The benefits to playing Junk Reanimator are the same as they’ve always been. Unburial Rites and Grisly Salvage are powerful cards, especially when you get to play them in a shell along with Thragtusk and Restoration Angel, which aren’t exactly slouches themselves.

While Junk Reanimator has been a dominant force in Standard for a long time, it’s actually what I would consider to be a “metagame deck.” That’s not to say that you can only play the deck in certain friendly metagames, but more to say that the success of Junk Reanimator hinges a lot on what metagame you build your list to beat. If aggressive decks are all the rage, then you need to dust off those Trostanis, Tree of Redemptions, Fiend Hunters, and Centaur Healers. If U/W/R Flash is reigning king, get Sin Collector and Obzedat in the game.

What this means is that if you build your deck to beat one section of the metagame and you play against that section, you are going to absolutely grind them into dust with your never-ending stream of powerful cards coming into play over and over and over again. Thragtusk. Thragtusk. Unburial Rites targeting Thragtusk. Restoration Angel targeting Thragtusk. “I’ll go to 37 and make a Beast.”

If you play against the wrong section, though, things don’t work out so well. “I guess I’ll . . . uh . . . I guess I’ll Acidic Slime that Rootbound Crag. Your turn. Oh, just a second Hellrider, nothing too scary there. It’s not like I was already dead on board or anything.

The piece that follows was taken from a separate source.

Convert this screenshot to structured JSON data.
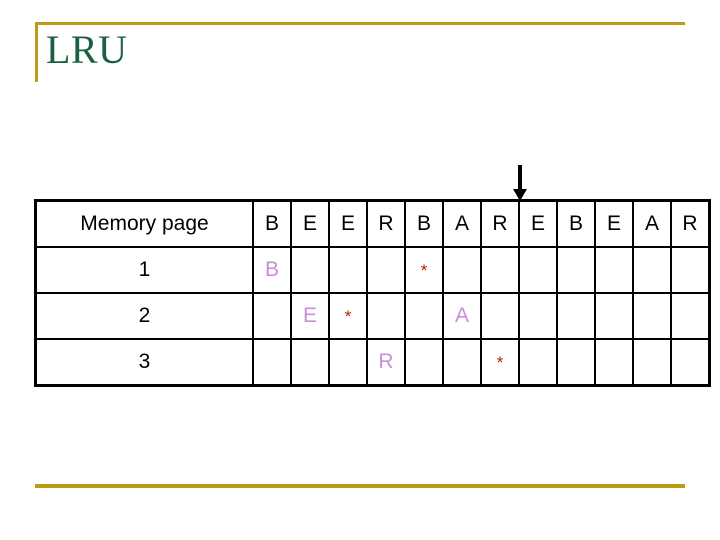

Has the judge even brought our results slip yet?”

What Are The Drawbacks To This Strategy?

People are maindecking four copies of the best hate card in the format against you in Lifebane Zombie. While I don’t think Scavenging Ooze is enough to get worked up over, it can definitely also pose a problem in combination with other cards. If your opponent wants to beat you, they probably can. There are enough people right now who still want to beat Junk Reanimator.

There are also decks, such as G/W Elves and Bant Hexproof, that are simply atrocious matchups no matter how you slice it. Neither of those decks is particularly popular right now, but it only takes facing either of them once or twice to ruin a tournament. These decks are both solvable matchups, but they attack from such a unique angle that it’s hard to find cards that fight these decks and aren’t also completely useless against the field as a whole. It’s often better to just ignore those matchups and pray you don’t face them.

Jund, on the other hand, is not a matchup you can simply avoid and hope to not face. You’re going to face it. I recommend giving these decks a whirl. See which ones you like, and see if you can’t start turning the tide against the Jund menace.

Jund is the enemy.

Jund is going down.

Thanks for reading,

Brian Braun-Duin
BBD on Magic Online